Those that are familiar with the website Watts Up With That know that some very strange content has shown up on it. A lot of it focusses on trying to discredit valid research on climate change and global warming, but in general it is also very dismissive about environmental concerns. Basically anything that can be used to cast doubt will get published, no matter how wrong or far-fetched it is.
This time Watts went after nitrogen pollution, something that is a real concern and can have serious consequences. Fertilizers contain nitrogen as it is a nutrient plants need to grow properly. But this isn’t the same nitrogen as we breathe, plants can’t absorb nitrogen gas. That’s why the nitrogen in fertilizers often is part of a compound, most commonly as NH3 or NO3. This what distinguishes nitrogen in fertilizers from the nitrogen in the air (which has the chemical formula of N2).
Using nitrogen in fertilizers in itself isn’t a problem, but for example fertilizer run off can make it a problem (especially when you use too much fertilizer). In those cases it can contaminate ground and surface water which causes problems when you want to use it as drinking water. However, the biggest problem arises from the detail that it’s a nutrient.
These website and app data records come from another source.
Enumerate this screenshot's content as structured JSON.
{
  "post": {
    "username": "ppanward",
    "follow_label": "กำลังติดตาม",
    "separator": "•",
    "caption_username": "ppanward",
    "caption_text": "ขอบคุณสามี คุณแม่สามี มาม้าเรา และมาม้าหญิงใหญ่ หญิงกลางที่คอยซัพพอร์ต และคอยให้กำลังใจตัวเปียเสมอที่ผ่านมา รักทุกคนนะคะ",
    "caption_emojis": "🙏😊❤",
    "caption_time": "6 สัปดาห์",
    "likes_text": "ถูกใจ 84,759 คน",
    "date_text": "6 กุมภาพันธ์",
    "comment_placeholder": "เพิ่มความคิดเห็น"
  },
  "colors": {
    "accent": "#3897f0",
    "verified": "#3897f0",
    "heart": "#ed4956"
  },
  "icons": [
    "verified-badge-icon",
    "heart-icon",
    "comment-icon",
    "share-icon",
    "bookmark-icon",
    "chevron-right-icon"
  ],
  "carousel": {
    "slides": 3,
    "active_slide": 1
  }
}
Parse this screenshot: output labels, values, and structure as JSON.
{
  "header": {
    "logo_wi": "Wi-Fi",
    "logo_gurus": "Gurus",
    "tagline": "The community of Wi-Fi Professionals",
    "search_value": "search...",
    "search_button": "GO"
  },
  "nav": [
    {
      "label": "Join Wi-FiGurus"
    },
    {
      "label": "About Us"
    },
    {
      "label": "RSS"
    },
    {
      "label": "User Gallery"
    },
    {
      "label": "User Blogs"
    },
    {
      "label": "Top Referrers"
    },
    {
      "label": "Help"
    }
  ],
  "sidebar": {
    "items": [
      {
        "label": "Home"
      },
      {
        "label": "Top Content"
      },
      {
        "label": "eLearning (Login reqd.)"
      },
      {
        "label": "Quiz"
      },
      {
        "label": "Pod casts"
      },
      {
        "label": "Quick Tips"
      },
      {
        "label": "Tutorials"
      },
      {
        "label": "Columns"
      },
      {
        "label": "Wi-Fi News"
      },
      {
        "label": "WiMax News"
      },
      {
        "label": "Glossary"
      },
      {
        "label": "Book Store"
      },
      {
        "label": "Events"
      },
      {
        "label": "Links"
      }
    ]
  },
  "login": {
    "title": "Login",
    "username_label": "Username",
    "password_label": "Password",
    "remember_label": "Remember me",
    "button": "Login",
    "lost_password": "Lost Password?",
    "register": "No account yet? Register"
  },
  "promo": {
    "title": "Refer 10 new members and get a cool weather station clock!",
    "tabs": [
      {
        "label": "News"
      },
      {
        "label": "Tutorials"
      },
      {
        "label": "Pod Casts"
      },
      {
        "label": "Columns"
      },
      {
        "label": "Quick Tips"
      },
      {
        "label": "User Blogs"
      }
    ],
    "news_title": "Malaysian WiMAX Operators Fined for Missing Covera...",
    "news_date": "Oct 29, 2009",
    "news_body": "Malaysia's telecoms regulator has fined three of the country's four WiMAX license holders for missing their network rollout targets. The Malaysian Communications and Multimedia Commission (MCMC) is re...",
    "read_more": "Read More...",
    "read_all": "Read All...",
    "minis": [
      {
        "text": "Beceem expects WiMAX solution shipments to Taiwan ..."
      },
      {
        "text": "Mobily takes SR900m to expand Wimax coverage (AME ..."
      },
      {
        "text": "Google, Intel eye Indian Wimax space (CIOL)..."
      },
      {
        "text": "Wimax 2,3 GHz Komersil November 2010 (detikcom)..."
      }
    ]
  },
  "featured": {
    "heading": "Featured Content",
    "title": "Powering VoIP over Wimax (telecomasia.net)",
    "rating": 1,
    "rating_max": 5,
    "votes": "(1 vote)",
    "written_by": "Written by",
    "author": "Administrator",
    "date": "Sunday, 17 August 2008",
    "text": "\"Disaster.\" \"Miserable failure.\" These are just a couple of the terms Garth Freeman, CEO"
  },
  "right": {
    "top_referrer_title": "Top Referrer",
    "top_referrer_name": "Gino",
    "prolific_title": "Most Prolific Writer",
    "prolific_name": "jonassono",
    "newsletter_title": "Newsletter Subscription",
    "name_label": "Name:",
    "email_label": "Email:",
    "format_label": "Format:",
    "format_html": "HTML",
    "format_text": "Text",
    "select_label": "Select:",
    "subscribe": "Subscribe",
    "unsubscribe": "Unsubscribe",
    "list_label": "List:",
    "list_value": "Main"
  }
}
Higher nutrient availability in waterways can easily cause algae blooms. The waste products from these blooms can then cause a lack of oxygen as it gets used up during the break down of those waste products. Anything living in the water that relies on this oxygen then suffocates. This can kill off all life in streams and long stretches of rivers, when these nutrients reach the ocean they can cause huge dead zones. There’s not much to catch for a fisherman in those zones, and it can take some time for a region to recuperate.
These dead zones occur all over the world and are a real concern for the health of local ecosystems. Which then can jeopardize a regions ability to catch fish and subsequently harm the local economy and food production. This is why it is a reason for concern and why scientists are looking into this so we learn how to prevent it.
Which brings me to what Anthony Watts has said about nitrogen. There are two instances that I’m aware of where he litterally mocks the environmental concerns surrounding nitrogen pollution. The first one I encountered was his blog post ‘Claim: ‘Dangerous’ nitrogen pollution could be halved‘ (archived here) in which he said:
Now Nitrogen, making up 78% of Earth’s atmosphere, and a requirement for many agricultural crops is given the label of “dangerous”. I’m guessing Oxygen and the “dangerous oxidation” it causes will be next.
Its the same sort of nonsense argument we here [sic] for Carbon Dioxide, that while essential for all life on the planet, it is also a pollutant. I see a nitrogen tax in our future if this nutty idea takes hold.
I’ll ignore the talking point that CO2 is a plant food and therefore it’s harmless, as I already dealt with that particular one (hint: this is an oversimplification that ignores detrimental effects). So I’ll continue focussing on the mocking of the real environmental concerns surrounding too much nitrogen.
Mocking something that has visible consequences isn’t the right response. Scientists have seen the effects and have been measuring them for decades. It also hurts the economy as it causes revenue loss for the fishing industry, and any fertilizer that isn’t absorbed by crops is a loss for farmers. For them it’s literally wasted money as it doesn’t help the crops they are growing. There are also health concerns associated with pollution caused by fertilizers.
The sad thing is that all of this is either explained, or hinted at, in the articles Watts mocked. It wouldn’t take that much effort to verify that this isn’t an unsupported claim. Although I’m not surprised that Watts did this, he seems to have a knee-jerk reaction every time he encounters an environmental issue. Which then makes him reject valid science, despite overwhelming evidence. It’s also the reason why you always should take anything published on Watts’ website with a grain of salt.